## [Task details]
Search the material for "value" and copy each line in which it is found.

## [Provided data]

· · · ·

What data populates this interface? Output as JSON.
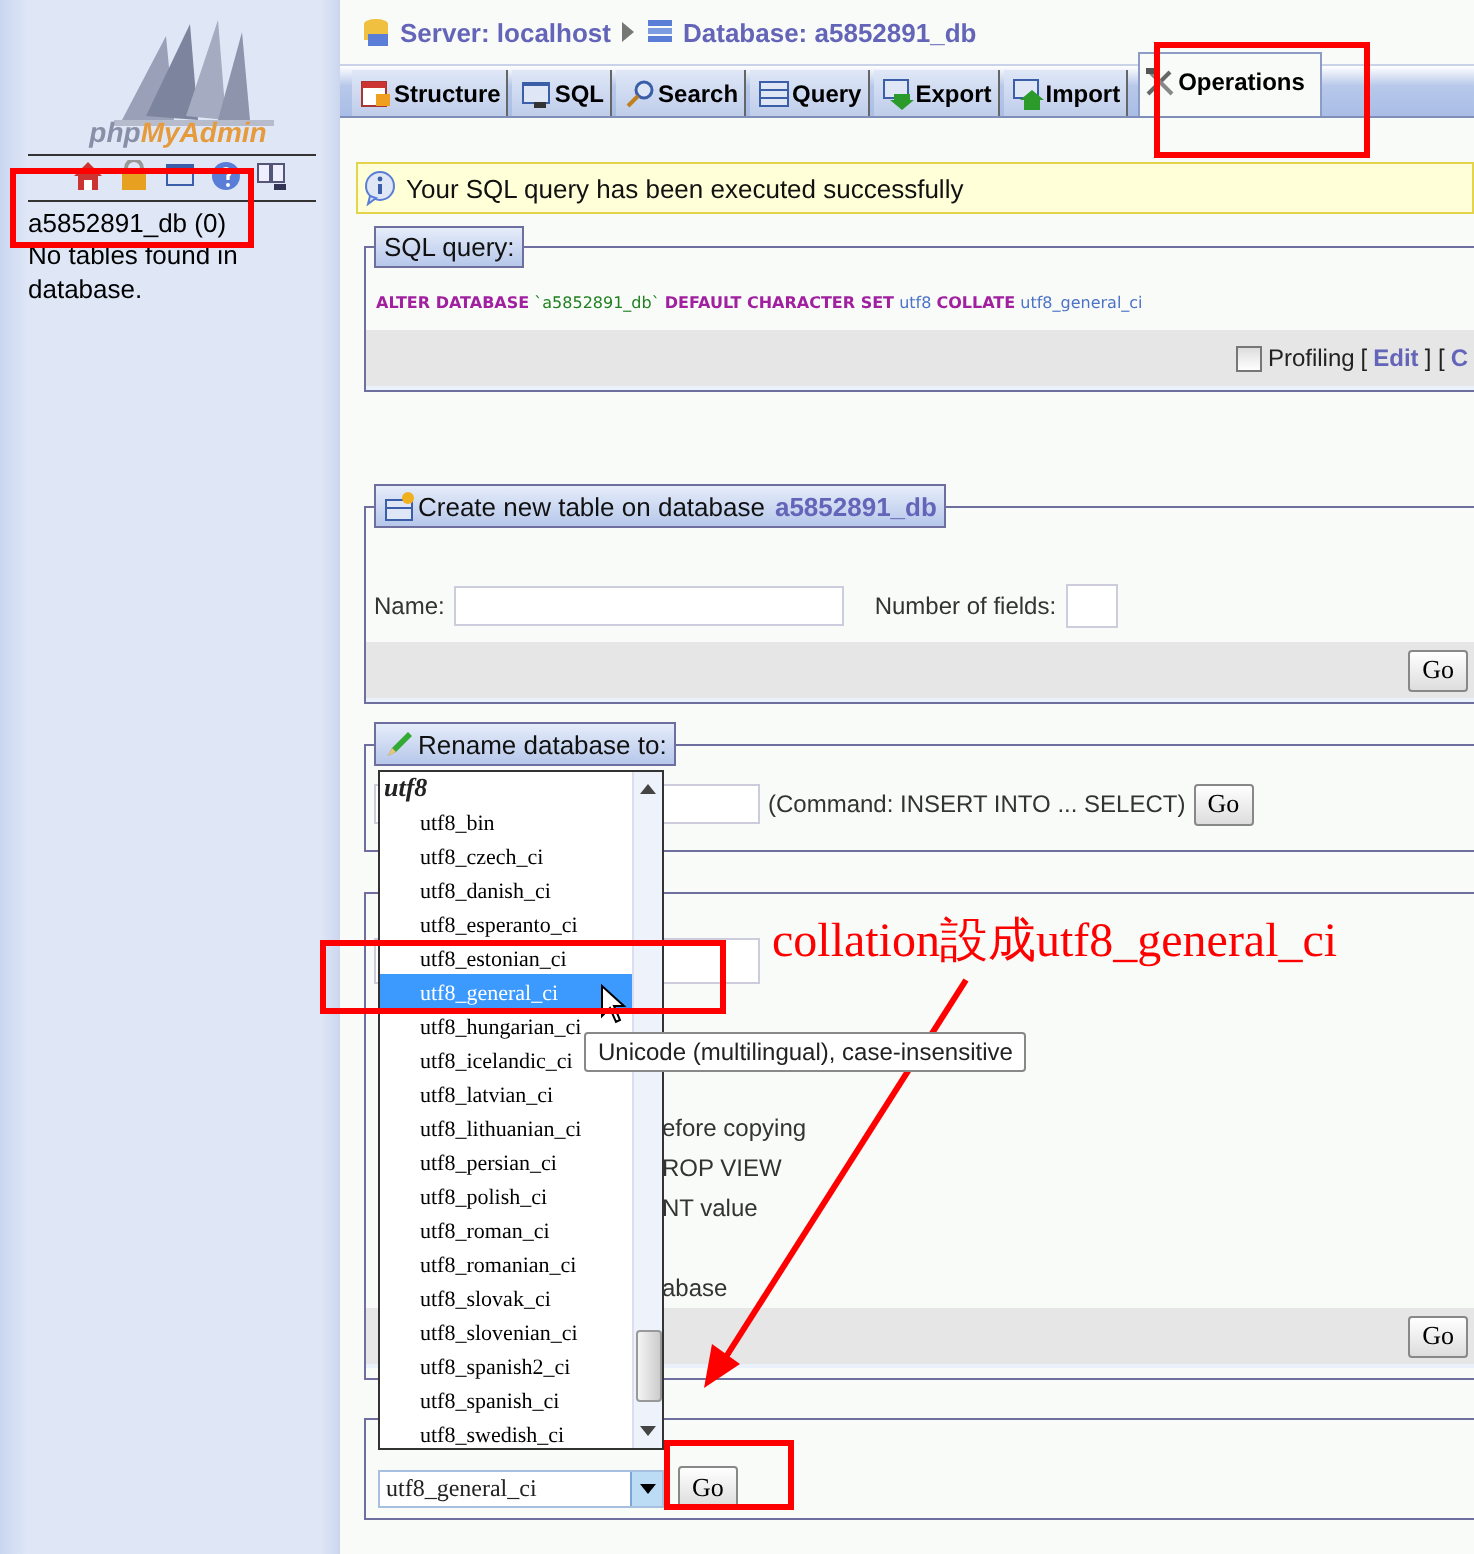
{
  "sidebar": {
    "logo_text": [
      "php",
      "MyAdmin"
    ],
    "database": "a5852891_db (0)",
    "note": "No tables found in database."
  },
  "breadcrumb": {
    "server": "Server: localhost",
    "database": "Database: a5852891_db"
  },
  "tabs": [
    {
      "label": "Structure",
      "kind": "structure",
      "selected": false
    },
    {
      "label": "SQL",
      "kind": "sql",
      "selected": false
    },
    {
      "label": "Search",
      "kind": "search",
      "selected": false
    },
    {
      "label": "Query",
      "kind": "query",
      "selected": false
    },
    {
      "label": "Export",
      "kind": "export",
      "selected": false
    },
    {
      "label": "Import",
      "kind": "import",
      "selected": false
    },
    {
      "label": "Operations",
      "kind": "operations",
      "selected": true
    }
  ],
  "message": "Your SQL query has been executed successfully",
  "sql_query": {
    "legend": "SQL query:",
    "tokens": [
      {
        "text": "ALTER DATABASE",
        "kind": "keyword"
      },
      {
        "text": "`a5852891_db`",
        "kind": "name"
      },
      {
        "text": "DEFAULT CHARACTER SET",
        "kind": "keyword"
      },
      {
        "text": "utf8",
        "kind": "value"
      },
      {
        "text": "COLLATE",
        "kind": "keyword"
      },
      {
        "text": "utf8_general_ci",
        "kind": "value"
      }
    ],
    "profiling": {
      "label": "Profiling",
      "checked": false
    },
    "tail": [
      {
        "text": "[",
        "kind": "plain"
      },
      {
        "text": "Edit",
        "kind": "link"
      },
      {
        "text": "] [",
        "kind": "plain"
      },
      {
        "text": "C",
        "kind": "link"
      }
    ]
  },
  "create_table": {
    "legend": "Create new table on database",
    "legend_db": "a5852891_db",
    "name_label": "Name:",
    "fields_label": "Number of fields:",
    "go": "Go"
  },
  "rename": {
    "legend": "Rename database to:",
    "command": "(Command: INSERT INTO ... SELECT)",
    "go": "Go"
  },
  "copy": {
    "lines": [
      "efore copying",
      "ROP VIEW",
      "NT value",
      "abase"
    ],
    "go": "Go"
  },
  "collation": {
    "value": "utf8_general_ci",
    "go": "Go"
  },
  "dropdown": {
    "group": "utf8",
    "options": [
      {
        "text": "utf8_bin",
        "selected": false
      },
      {
        "text": "utf8_czech_ci",
        "selected": false
      },
      {
        "text": "utf8_danish_ci",
        "selected": false
      },
      {
        "text": "utf8_esperanto_ci",
        "selected": false
      },
      {
        "text": "utf8_estonian_ci",
        "selected": false
      },
      {
        "text": "utf8_general_ci",
        "selected": true
      },
      {
        "text": "utf8_hungarian_ci",
        "selected": false
      },
      {
        "text": "utf8_icelandic_ci",
        "selected": false
      },
      {
        "text": "utf8_latvian_ci",
        "selected": false
      },
      {
        "text": "utf8_lithuanian_ci",
        "selected": false
      },
      {
        "text": "utf8_persian_ci",
        "selected": false
      },
      {
        "text": "utf8_polish_ci",
        "selected": false
      },
      {
        "text": "utf8_roman_ci",
        "selected": false
      },
      {
        "text": "utf8_romanian_ci",
        "selected": false
      },
      {
        "text": "utf8_slovak_ci",
        "selected": false
      },
      {
        "text": "utf8_slovenian_ci",
        "selected": false
      },
      {
        "text": "utf8_spanish2_ci",
        "selected": false
      },
      {
        "text": "utf8_spanish_ci",
        "selected": false
      },
      {
        "text": "utf8_swedish_ci",
        "selected": false
      }
    ]
  },
  "tooltip": "Unicode (multilingual), case-insensitive",
  "annotation": "collation設成utf8_general_ci"
}
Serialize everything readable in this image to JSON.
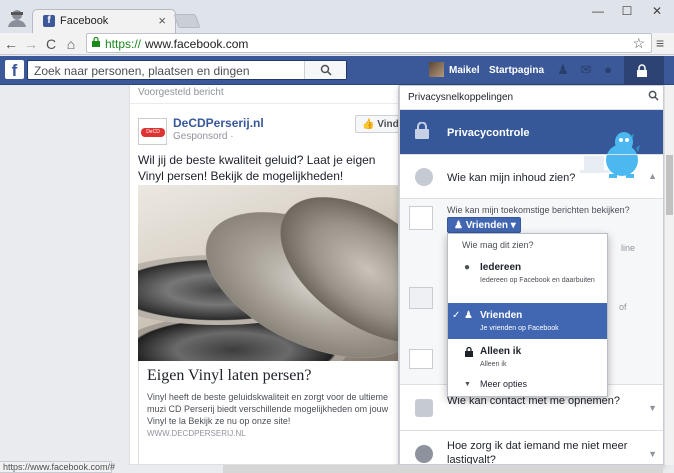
{
  "browser": {
    "tab_title": "Facebook",
    "tab_close": "×",
    "url_scheme": "https://",
    "url_host": "www.facebook.com",
    "back": "←",
    "forward": "→",
    "reload": "C",
    "home": "⌂",
    "star": "☆",
    "menu": "≡",
    "minimize": "—",
    "maximize": "☐",
    "close": "✕",
    "status_text": "https://www.facebook.com/#"
  },
  "fb": {
    "logo": "f",
    "search_placeholder": "Zoek naar personen, plaatsen en dingen",
    "user_name": "Maikel",
    "home_label": "Startpagina"
  },
  "post": {
    "suggested_label": "Voorgesteld bericht",
    "page_name": "DeCDPerserij.nl",
    "sponsored": "Gesponsord · ",
    "like_button": "Vind de",
    "text": "Wil jij de beste kwaliteit geluid? Laat je eigen Vinyl persen! Bekijk de mogelijkheden!",
    "link_title": "Eigen Vinyl laten persen?",
    "link_desc": "Vinyl heeft de beste geluidskwaliteit en zorgt voor de ultieme muzi CD Perserij biedt verschillende mogelijkheden om jouw Vinyl te la Bekijk ze nu op onze site!",
    "link_domain": "WWW.DECDPERSERIJ.NL"
  },
  "privacy": {
    "header": "Privacysnelkoppelingen",
    "banner_title": "Privacycontrole",
    "row1_label": "Wie kan mijn inhoud zien?",
    "sub_question": "Wie kan mijn toekomstige berichten bekijken?",
    "audience_button": "Vrienden ▾",
    "peek1": "line",
    "peek2": "of",
    "row2_label": "Wie kan contact met me opnemen?",
    "row3_label": "Hoe zorg ik dat iemand me niet meer lastigvalt?"
  },
  "dropdown": {
    "header": "Wie mag dit zien?",
    "options": [
      {
        "label": "Iedereen",
        "desc": "Iedereen op Facebook en daarbuiten",
        "icon": "globe-icon",
        "selected": false
      },
      {
        "label": "Vrienden",
        "desc": "Je vrienden op Facebook",
        "icon": "friends-icon",
        "selected": true
      },
      {
        "label": "Alleen ik",
        "desc": "Alleen ik",
        "icon": "lock-icon",
        "selected": false
      }
    ],
    "more": "Meer opties",
    "check": "✓"
  },
  "colors": {
    "fb_blue": "#3b5998",
    "selected_blue": "#4267b2",
    "https_green": "#1a8a1a"
  }
}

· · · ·

## [Answer below]
        "kind": "value"
        "kind": "value"
      "NT value",
    "value": "utf8_general_ci",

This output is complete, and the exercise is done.